## THE RECORDS

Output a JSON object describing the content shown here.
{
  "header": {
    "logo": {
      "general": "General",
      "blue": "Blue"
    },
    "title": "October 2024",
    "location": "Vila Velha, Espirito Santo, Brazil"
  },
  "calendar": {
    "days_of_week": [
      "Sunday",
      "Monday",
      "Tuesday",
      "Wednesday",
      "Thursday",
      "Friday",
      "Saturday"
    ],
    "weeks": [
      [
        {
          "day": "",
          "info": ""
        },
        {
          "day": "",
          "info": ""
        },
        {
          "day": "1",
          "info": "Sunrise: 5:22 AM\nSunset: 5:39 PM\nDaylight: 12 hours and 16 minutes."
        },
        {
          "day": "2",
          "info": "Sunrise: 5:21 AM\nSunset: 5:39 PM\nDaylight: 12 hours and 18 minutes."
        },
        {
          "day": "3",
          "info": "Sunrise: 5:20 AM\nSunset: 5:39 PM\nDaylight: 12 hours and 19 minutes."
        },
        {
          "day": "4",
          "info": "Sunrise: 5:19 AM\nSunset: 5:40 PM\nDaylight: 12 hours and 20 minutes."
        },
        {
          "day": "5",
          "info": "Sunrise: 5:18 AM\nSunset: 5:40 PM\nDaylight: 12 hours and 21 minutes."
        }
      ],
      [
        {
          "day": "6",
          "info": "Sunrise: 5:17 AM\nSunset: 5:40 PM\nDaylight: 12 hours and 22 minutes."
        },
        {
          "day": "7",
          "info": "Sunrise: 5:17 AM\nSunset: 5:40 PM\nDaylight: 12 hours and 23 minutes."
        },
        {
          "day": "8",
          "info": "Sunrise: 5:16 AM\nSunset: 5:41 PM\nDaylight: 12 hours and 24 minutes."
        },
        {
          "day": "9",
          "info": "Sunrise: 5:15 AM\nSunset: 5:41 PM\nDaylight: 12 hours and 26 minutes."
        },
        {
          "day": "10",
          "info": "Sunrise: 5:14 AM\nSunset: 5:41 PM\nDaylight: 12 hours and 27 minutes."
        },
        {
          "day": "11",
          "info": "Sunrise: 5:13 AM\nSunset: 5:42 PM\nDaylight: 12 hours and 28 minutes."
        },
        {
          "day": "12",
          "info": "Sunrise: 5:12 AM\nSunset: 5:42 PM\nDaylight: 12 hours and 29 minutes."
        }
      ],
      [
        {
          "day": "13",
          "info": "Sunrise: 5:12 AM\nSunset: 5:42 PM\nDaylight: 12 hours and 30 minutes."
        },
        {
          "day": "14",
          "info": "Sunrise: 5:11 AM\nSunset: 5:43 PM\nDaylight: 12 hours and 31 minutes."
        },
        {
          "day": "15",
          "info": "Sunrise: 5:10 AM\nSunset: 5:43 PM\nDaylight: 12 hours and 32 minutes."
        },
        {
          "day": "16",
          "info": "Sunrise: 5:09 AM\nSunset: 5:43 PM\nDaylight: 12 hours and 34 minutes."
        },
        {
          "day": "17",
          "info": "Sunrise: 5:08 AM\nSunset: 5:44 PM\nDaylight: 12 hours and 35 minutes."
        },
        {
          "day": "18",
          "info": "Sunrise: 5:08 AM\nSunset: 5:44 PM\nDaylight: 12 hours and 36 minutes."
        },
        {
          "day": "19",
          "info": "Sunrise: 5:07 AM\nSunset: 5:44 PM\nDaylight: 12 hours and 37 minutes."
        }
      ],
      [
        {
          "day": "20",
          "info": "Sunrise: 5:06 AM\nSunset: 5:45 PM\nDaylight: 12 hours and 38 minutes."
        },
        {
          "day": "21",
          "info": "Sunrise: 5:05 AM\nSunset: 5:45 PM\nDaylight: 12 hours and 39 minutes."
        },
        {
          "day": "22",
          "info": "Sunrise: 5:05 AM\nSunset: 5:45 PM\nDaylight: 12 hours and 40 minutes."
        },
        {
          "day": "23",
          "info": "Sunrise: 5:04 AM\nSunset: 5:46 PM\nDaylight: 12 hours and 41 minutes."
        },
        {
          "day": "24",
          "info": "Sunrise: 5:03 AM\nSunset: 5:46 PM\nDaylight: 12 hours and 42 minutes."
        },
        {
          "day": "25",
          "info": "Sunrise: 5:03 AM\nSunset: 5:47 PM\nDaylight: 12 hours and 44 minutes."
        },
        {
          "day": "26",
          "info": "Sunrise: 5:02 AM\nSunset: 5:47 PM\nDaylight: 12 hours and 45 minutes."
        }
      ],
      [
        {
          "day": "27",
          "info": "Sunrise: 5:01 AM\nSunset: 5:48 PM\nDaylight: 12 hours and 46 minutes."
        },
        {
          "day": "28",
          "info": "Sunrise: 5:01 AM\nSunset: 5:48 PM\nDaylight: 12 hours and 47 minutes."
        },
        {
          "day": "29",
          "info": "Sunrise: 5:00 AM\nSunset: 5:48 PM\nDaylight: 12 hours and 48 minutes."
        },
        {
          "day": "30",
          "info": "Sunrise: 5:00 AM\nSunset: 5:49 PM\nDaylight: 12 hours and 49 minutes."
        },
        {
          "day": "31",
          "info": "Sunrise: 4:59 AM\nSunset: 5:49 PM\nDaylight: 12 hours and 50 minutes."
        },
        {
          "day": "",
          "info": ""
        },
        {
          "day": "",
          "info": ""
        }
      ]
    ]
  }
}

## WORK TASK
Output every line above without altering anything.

## PROBLEM SOLUTION
Output a JSON object describing the content shown here.
{
  "header": {
    "logo": {
      "general": "General",
      "blue": "Blue"
    },
    "title": "October 2024",
    "location": "Vila Velha, Espirito Santo, Brazil"
  },
  "calendar": {
    "days_of_week": [
      "Sunday",
      "Monday",
      "Tuesday",
      "Wednesday",
      "Thursday",
      "Friday",
      "Saturday"
    ],
    "weeks": [
      [
        {
          "day": "",
          "info": ""
        },
        {
          "day": "",
          "info": ""
        },
        {
          "day": "1",
          "info": "Sunrise: 5:22 AM\nSunset: 5:39 PM\nDaylight: 12 hours and 16 minutes."
        },
        {
          "day": "2",
          "info": "Sunrise: 5:21 AM\nSunset: 5:39 PM\nDaylight: 12 hours and 18 minutes."
        },
        {
          "day": "3",
          "info": "Sunrise: 5:20 AM\nSunset: 5:39 PM\nDaylight: 12 hours and 19 minutes."
        },
        {
          "day": "4",
          "info": "Sunrise: 5:19 AM\nSunset: 5:40 PM\nDaylight: 12 hours and 20 minutes."
        },
        {
          "day": "5",
          "info": "Sunrise: 5:18 AM\nSunset: 5:40 PM\nDaylight: 12 hours and 21 minutes."
        }
      ],
      [
        {
          "day": "6",
          "info": "Sunrise: 5:17 AM\nSunset: 5:40 PM\nDaylight: 12 hours and 22 minutes."
        },
        {
          "day": "7",
          "info": "Sunrise: 5:17 AM\nSunset: 5:40 PM\nDaylight: 12 hours and 23 minutes."
        },
        {
          "day": "8",
          "info": "Sunrise: 5:16 AM\nSunset: 5:41 PM\nDaylight: 12 hours and 24 minutes."
        },
        {
          "day": "9",
          "info": "Sunrise: 5:15 AM\nSunset: 5:41 PM\nDaylight: 12 hours and 26 minutes."
        },
        {
          "day": "10",
          "info": "Sunrise: 5:14 AM\nSunset: 5:41 PM\nDaylight: 12 hours and 27 minutes."
        },
        {
          "day": "11",
          "info": "Sunrise: 5:13 AM\nSunset: 5:42 PM\nDaylight: 12 hours and 28 minutes."
        },
        {
          "day": "12",
          "info": "Sunrise: 5:12 AM\nSunset: 5:42 PM\nDaylight: 12 hours and 29 minutes."
        }
      ],
      [
        {
          "day": "13",
          "info": "Sunrise: 5:12 AM\nSunset: 5:42 PM\nDaylight: 12 hours and 30 minutes."
        },
        {
          "day": "14",
          "info": "Sunrise: 5:11 AM\nSunset: 5:43 PM\nDaylight: 12 hours and 31 minutes."
        },
        {
          "day": "15",
          "info": "Sunrise: 5:10 AM\nSunset: 5:43 PM\nDaylight: 12 hours and 32 minutes."
        },
        {
          "day": "16",
          "info": "Sunrise: 5:09 AM\nSunset: 5:43 PM\nDaylight: 12 hours and 34 minutes."
        },
        {
          "day": "17",
          "info": "Sunrise: 5:08 AM\nSunset: 5:44 PM\nDaylight: 12 hours and 35 minutes."
        },
        {
          "day": "18",
          "info": "Sunrise: 5:08 AM\nSunset: 5:44 PM\nDaylight: 12 hours and 36 minutes."
        },
        {
          "day": "19",
          "info": "Sunrise: 5:07 AM\nSunset: 5:44 PM\nDaylight: 12 hours and 37 minutes."
        }
      ],
      [
        {
          "day": "20",
          "info": "Sunrise: 5:06 AM\nSunset: 5:45 PM\nDaylight: 12 hours and 38 minutes."
        },
        {
          "day": "21",
          "info": "Sunrise: 5:05 AM\nSunset: 5:45 PM\nDaylight: 12 hours and 39 minutes."
        },
        {
          "day": "22",
          "info": "Sunrise: 5:05 AM\nSunset: 5:45 PM\nDaylight: 12 hours and 40 minutes."
        },
        {
          "day": "23",
          "info": "Sunrise: 5:04 AM\nSunset: 5:46 PM\nDaylight: 12 hours and 41 minutes."
        },
        {
          "day": "24",
          "info": "Sunrise: 5:03 AM\nSunset: 5:46 PM\nDaylight: 12 hours and 42 minutes."
        },
        {
          "day": "25",
          "info": "Sunrise: 5:03 AM\nSunset: 5:47 PM\nDaylight: 12 hours and 44 minutes."
        },
        {
          "day": "26",
          "info": "Sunrise: 5:02 AM\nSunset: 5:47 PM\nDaylight: 12 hours and 45 minutes."
        }
      ],
      [
        {
          "day": "27",
          "info": "Sunrise: 5:01 AM\nSunset: 5:48 PM\nDaylight: 12 hours and 46 minutes."
        },
        {
          "day": "28",
          "info": "Sunrise: 5:01 AM\nSunset: 5:48 PM\nDaylight: 12 hours and 47 minutes."
        },
        {
          "day": "29",
          "info": "Sunrise: 5:00 AM\nSunset: 5:48 PM\nDaylight: 12 hours and 48 minutes."
        },
        {
          "day": "30",
          "info": "Sunrise: 5:00 AM\nSunset: 5:49 PM\nDaylight: 12 hours and 49 minutes."
        },
        {
          "day": "31",
          "info": "Sunrise: 4:59 AM\nSunset: 5:49 PM\nDaylight: 12 hours and 50 minutes."
        },
        {
          "day": "",
          "info": ""
        },
        {
          "day": "",
          "info": ""
        }
      ]
    ]
  }
}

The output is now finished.